* Task requirements:
With the pictures left out, write out the records verbatim.

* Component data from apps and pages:
= = = =

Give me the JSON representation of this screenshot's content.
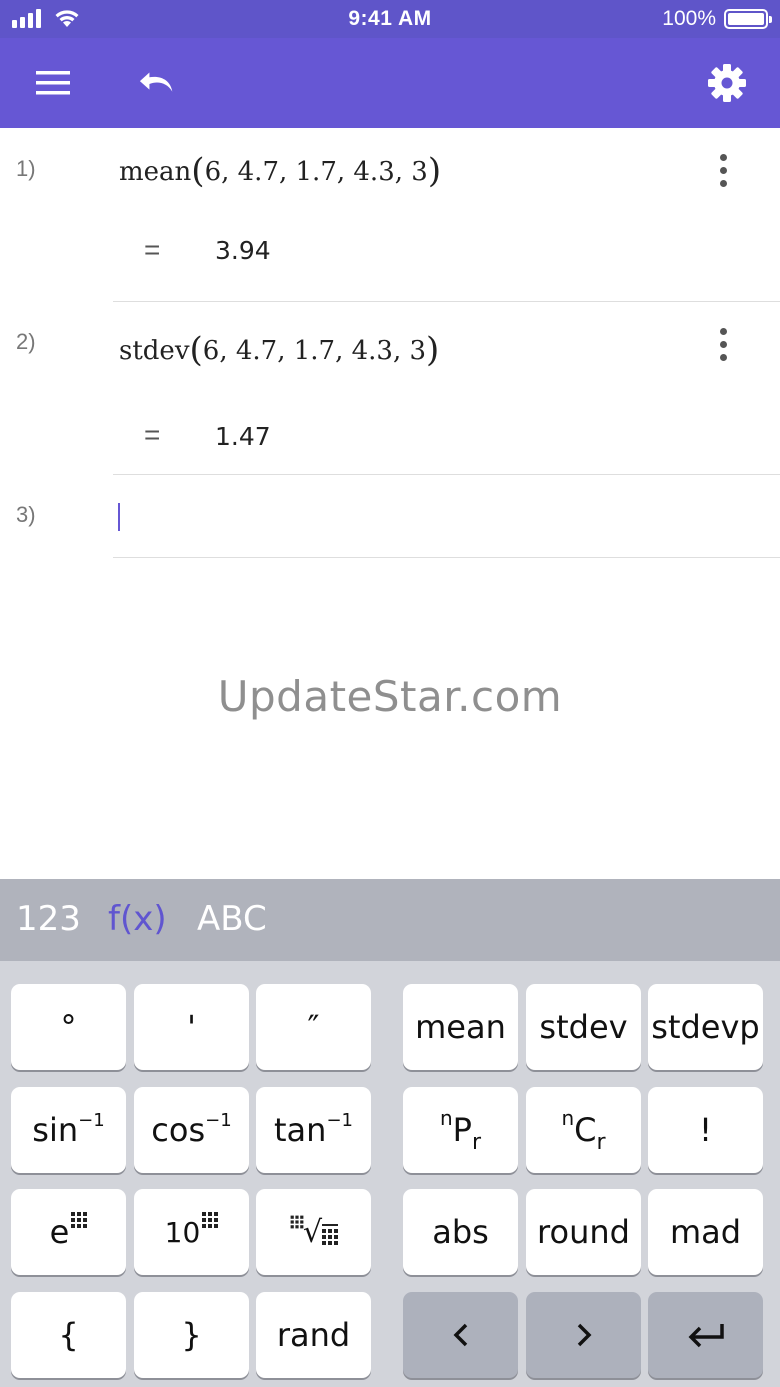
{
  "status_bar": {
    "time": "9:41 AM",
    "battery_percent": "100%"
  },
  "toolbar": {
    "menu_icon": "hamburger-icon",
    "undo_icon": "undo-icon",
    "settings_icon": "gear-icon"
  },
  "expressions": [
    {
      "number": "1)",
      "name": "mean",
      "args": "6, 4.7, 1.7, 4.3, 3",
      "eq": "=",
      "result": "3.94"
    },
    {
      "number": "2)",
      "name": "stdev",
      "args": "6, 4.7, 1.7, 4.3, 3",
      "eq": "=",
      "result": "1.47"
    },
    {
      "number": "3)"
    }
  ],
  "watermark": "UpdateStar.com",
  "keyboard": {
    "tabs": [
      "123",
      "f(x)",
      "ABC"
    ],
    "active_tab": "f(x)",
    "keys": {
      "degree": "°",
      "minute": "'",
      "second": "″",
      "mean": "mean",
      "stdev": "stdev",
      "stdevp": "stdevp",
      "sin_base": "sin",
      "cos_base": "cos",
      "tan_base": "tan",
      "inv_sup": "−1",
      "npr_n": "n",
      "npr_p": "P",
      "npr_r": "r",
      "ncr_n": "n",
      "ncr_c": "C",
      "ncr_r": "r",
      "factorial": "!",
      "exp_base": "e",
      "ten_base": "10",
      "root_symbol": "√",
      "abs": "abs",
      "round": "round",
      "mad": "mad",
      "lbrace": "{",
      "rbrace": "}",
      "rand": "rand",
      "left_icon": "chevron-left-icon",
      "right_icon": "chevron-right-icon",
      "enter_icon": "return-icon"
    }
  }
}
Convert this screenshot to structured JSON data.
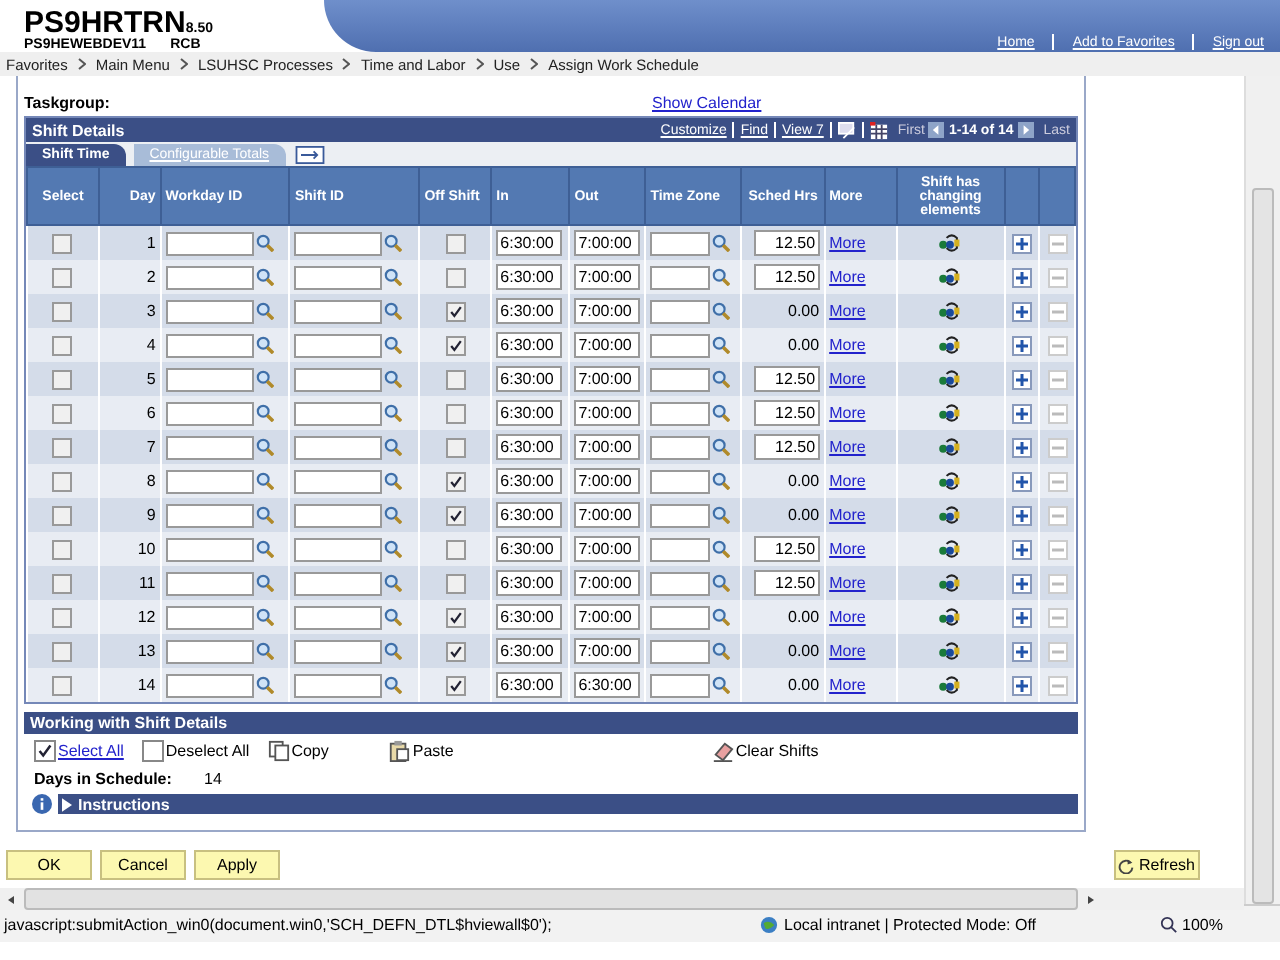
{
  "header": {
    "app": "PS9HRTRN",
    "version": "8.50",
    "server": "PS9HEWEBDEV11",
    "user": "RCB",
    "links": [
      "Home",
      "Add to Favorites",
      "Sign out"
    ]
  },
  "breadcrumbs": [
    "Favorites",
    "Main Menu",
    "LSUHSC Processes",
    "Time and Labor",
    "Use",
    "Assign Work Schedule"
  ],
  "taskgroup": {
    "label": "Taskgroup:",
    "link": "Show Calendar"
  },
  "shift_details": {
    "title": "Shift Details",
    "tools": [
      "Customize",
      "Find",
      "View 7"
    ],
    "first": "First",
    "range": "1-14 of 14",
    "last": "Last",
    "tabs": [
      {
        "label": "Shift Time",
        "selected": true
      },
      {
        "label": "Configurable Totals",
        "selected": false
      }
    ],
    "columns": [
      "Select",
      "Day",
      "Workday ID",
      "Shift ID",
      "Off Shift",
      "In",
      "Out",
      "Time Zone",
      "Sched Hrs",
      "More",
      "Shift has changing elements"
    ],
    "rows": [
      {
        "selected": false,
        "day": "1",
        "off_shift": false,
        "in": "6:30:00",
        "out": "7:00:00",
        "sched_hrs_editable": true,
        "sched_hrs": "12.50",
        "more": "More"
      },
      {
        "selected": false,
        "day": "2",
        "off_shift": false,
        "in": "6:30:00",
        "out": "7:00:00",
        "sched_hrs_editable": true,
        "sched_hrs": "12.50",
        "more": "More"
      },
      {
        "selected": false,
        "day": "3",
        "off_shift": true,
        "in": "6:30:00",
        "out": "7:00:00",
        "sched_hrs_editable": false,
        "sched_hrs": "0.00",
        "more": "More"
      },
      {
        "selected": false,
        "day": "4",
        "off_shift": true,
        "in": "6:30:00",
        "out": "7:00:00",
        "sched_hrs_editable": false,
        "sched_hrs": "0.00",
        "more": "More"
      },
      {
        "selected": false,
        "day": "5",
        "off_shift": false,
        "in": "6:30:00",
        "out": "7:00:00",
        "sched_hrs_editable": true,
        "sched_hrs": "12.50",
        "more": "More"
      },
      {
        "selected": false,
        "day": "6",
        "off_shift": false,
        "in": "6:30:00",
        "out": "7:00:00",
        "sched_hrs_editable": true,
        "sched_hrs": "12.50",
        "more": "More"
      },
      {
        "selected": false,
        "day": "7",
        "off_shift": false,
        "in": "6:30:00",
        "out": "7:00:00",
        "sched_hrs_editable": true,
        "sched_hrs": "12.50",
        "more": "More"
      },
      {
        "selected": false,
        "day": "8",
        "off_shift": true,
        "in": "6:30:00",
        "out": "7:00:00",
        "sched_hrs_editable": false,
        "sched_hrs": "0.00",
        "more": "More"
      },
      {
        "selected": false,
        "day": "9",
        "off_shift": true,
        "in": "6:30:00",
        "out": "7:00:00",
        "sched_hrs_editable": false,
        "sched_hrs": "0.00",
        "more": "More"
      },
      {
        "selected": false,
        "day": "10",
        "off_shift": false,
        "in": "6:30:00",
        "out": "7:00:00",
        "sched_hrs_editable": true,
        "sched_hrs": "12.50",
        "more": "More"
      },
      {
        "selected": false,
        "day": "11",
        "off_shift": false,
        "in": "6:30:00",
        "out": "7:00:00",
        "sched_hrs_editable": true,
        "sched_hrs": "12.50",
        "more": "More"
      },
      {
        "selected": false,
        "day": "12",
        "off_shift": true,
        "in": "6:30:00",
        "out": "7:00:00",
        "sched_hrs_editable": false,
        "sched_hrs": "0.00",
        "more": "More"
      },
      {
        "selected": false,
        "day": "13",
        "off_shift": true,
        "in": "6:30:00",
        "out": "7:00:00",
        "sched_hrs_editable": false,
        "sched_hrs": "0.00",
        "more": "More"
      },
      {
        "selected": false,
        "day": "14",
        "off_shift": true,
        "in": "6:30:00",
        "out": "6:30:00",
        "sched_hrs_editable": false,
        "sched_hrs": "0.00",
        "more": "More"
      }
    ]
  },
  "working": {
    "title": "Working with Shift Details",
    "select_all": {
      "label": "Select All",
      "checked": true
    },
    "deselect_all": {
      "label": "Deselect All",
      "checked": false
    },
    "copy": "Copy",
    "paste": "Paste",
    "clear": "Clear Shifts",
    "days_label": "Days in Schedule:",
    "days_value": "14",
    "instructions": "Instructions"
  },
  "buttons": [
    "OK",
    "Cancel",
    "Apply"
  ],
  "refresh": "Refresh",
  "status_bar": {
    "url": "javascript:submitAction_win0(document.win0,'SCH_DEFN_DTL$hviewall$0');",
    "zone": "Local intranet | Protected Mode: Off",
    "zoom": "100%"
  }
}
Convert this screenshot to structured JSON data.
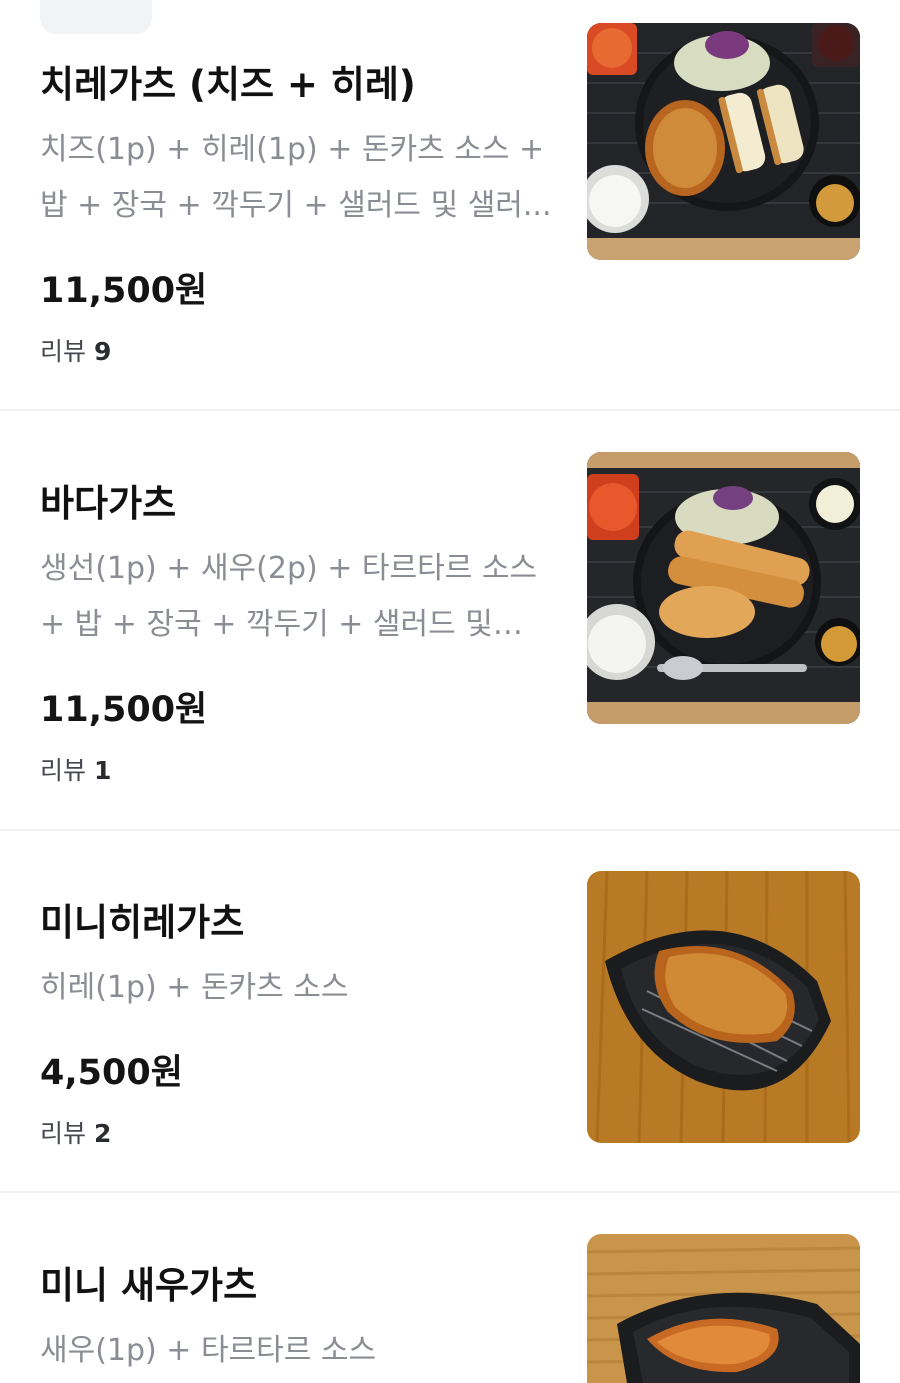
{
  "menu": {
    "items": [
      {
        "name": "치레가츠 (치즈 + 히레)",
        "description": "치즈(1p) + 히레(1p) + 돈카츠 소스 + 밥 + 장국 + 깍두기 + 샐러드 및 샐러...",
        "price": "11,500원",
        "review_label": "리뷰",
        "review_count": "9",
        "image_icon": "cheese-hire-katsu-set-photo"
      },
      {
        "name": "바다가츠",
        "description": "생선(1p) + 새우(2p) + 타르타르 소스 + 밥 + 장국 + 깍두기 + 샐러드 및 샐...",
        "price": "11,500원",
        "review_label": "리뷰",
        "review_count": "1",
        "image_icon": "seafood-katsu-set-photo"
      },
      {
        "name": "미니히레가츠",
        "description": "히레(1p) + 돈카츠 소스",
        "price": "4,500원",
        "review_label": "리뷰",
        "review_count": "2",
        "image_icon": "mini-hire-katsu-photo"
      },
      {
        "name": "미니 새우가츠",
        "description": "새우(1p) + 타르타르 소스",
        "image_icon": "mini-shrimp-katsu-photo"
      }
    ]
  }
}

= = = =

* Your response:
Give me the JSON representation of this screenshot's content.
{
  "status_bar": {
    "time": "9:41 AM",
    "battery_percent": "100%"
  },
  "toolbar": {
    "menu_icon": "hamburger-icon",
    "undo_icon": "undo-icon",
    "settings_icon": "gear-icon"
  },
  "expressions": [
    {
      "number": "1)",
      "name": "mean",
      "args": "6, 4.7, 1.7, 4.3, 3",
      "eq": "=",
      "result": "3.94"
    },
    {
      "number": "2)",
      "name": "stdev",
      "args": "6, 4.7, 1.7, 4.3, 3",
      "eq": "=",
      "result": "1.47"
    },
    {
      "number": "3)"
    }
  ],
  "watermark": "UpdateStar.com",
  "keyboard": {
    "tabs": [
      "123",
      "f(x)",
      "ABC"
    ],
    "active_tab": "f(x)",
    "keys": {
      "degree": "°",
      "minute": "'",
      "second": "″",
      "mean": "mean",
      "stdev": "stdev",
      "stdevp": "stdevp",
      "sin_base": "sin",
      "cos_base": "cos",
      "tan_base": "tan",
      "inv_sup": "−1",
      "npr_n": "n",
      "npr_p": "P",
      "npr_r": "r",
      "ncr_n": "n",
      "ncr_c": "C",
      "ncr_r": "r",
      "factorial": "!",
      "exp_base": "e",
      "ten_base": "10",
      "root_symbol": "√",
      "abs": "abs",
      "round": "round",
      "mad": "mad",
      "lbrace": "{",
      "rbrace": "}",
      "rand": "rand",
      "left_icon": "chevron-left-icon",
      "right_icon": "chevron-right-icon",
      "enter_icon": "return-icon"
    }
  }
}
Convert this screenshot to structured JSON data.
{
  "header": {
    "app": "PS9HRTRN",
    "version": "8.50",
    "server": "PS9HEWEBDEV11",
    "user": "RCB",
    "links": [
      "Home",
      "Add to Favorites",
      "Sign out"
    ]
  },
  "breadcrumbs": [
    "Favorites",
    "Main Menu",
    "LSUHSC Processes",
    "Time and Labor",
    "Use",
    "Assign Work Schedule"
  ],
  "taskgroup": {
    "label": "Taskgroup:",
    "link": "Show Calendar"
  },
  "shift_details": {
    "title": "Shift Details",
    "tools": [
      "Customize",
      "Find",
      "View 7"
    ],
    "first": "First",
    "range": "1-14 of 14",
    "last": "Last",
    "tabs": [
      {
        "label": "Shift Time",
        "selected": true
      },
      {
        "label": "Configurable Totals",
        "selected": false
      }
    ],
    "columns": [
      "Select",
      "Day",
      "Workday ID",
      "Shift ID",
      "Off Shift",
      "In",
      "Out",
      "Time Zone",
      "Sched Hrs",
      "More",
      "Shift has changing elements"
    ],
    "rows": [
      {
        "selected": false,
        "day": "1",
        "off_shift": false,
        "in": "6:30:00",
        "out": "7:00:00",
        "sched_hrs_editable": true,
        "sched_hrs": "12.50",
        "more": "More"
      },
      {
        "selected": false,
        "day": "2",
        "off_shift": false,
        "in": "6:30:00",
        "out": "7:00:00",
        "sched_hrs_editable": true,
        "sched_hrs": "12.50",
        "more": "More"
      },
      {
        "selected": false,
        "day": "3",
        "off_shift": true,
        "in": "6:30:00",
        "out": "7:00:00",
        "sched_hrs_editable": false,
        "sched_hrs": "0.00",
        "more": "More"
      },
      {
        "selected": false,
        "day": "4",
        "off_shift": true,
        "in": "6:30:00",
        "out": "7:00:00",
        "sched_hrs_editable": false,
        "sched_hrs": "0.00",
        "more": "More"
      },
      {
        "selected": false,
        "day": "5",
        "off_shift": false,
        "in": "6:30:00",
        "out": "7:00:00",
        "sched_hrs_editable": true,
        "sched_hrs": "12.50",
        "more": "More"
      },
      {
        "selected": false,
        "day": "6",
        "off_shift": false,
        "in": "6:30:00",
        "out": "7:00:00",
        "sched_hrs_editable": true,
        "sched_hrs": "12.50",
        "more": "More"
      },
      {
        "selected": false,
        "day": "7",
        "off_shift": false,
        "in": "6:30:00",
        "out": "7:00:00",
        "sched_hrs_editable": true,
        "sched_hrs": "12.50",
        "more": "More"
      },
      {
        "selected": false,
        "day": "8",
        "off_shift": true,
        "in": "6:30:00",
        "out": "7:00:00",
        "sched_hrs_editable": false,
        "sched_hrs": "0.00",
        "more": "More"
      },
      {
        "selected": false,
        "day": "9",
        "off_shift": true,
        "in": "6:30:00",
        "out": "7:00:00",
        "sched_hrs_editable": false,
        "sched_hrs": "0.00",
        "more": "More"
      },
      {
        "selected": false,
        "day": "10",
        "off_shift": false,
        "in": "6:30:00",
        "out": "7:00:00",
        "sched_hrs_editable": true,
        "sched_hrs": "12.50",
        "more": "More"
      },
      {
        "selected": false,
        "day": "11",
        "off_shift": false,
        "in": "6:30:00",
        "out": "7:00:00",
        "sched_hrs_editable": true,
        "sched_hrs": "12.50",
        "more": "More"
      },
      {
        "selected": false,
        "day": "12",
        "off_shift": true,
        "in": "6:30:00",
        "out": "7:00:00",
        "sched_hrs_editable": false,
        "sched_hrs": "0.00",
        "more": "More"
      },
      {
        "selected": false,
        "day": "13",
        "off_shift": true,
        "in": "6:30:00",
        "out": "7:00:00",
        "sched_hrs_editable": false,
        "sched_hrs": "0.00",
        "more": "More"
      },
      {
        "selected": false,
        "day": "14",
        "off_shift": true,
        "in": "6:30:00",
        "out": "6:30:00",
        "sched_hrs_editable": false,
        "sched_hrs": "0.00",
        "more": "More"
      }
    ]
  },
  "working": {
    "title": "Working with Shift Details",
    "select_all": {
      "label": "Select All",
      "checked": true
    },
    "deselect_all": {
      "label": "Deselect All",
      "checked": false
    },
    "copy": "Copy",
    "paste": "Paste",
    "clear": "Clear Shifts",
    "days_label": "Days in Schedule:",
    "days_value": "14",
    "instructions": "Instructions"
  },
  "buttons": [
    "OK",
    "Cancel",
    "Apply"
  ],
  "refresh": "Refresh",
  "status_bar": {
    "url": "javascript:submitAction_win0(document.win0,'SCH_DEFN_DTL$hviewall$0');",
    "zone": "Local intranet | Protected Mode: Off",
    "zoom": "100%"
  }
}
Convert this screenshot to structured JSON data.
{
  "menu": {
    "items": [
      {
        "name": "치레가츠 (치즈 + 히레)",
        "description": "치즈(1p) + 히레(1p) + 돈카츠 소스 + 밥 + 장국 + 깍두기 + 샐러드 및 샐러...",
        "price": "11,500원",
        "review_label": "리뷰",
        "review_count": "9",
        "image_icon": "cheese-hire-katsu-set-photo"
      },
      {
        "name": "바다가츠",
        "description": "생선(1p) + 새우(2p) + 타르타르 소스 + 밥 + 장국 + 깍두기 + 샐러드 및 샐...",
        "price": "11,500원",
        "review_label": "리뷰",
        "review_count": "1",
        "image_icon": "seafood-katsu-set-photo"
      },
      {
        "name": "미니히레가츠",
        "description": "히레(1p) + 돈카츠 소스",
        "price": "4,500원",
        "review_label": "리뷰",
        "review_count": "2",
        "image_icon": "mini-hire-katsu-photo"
      },
      {
        "name": "미니 새우가츠",
        "description": "새우(1p) + 타르타르 소스",
        "image_icon": "mini-shrimp-katsu-photo"
      }
    ]
  }
}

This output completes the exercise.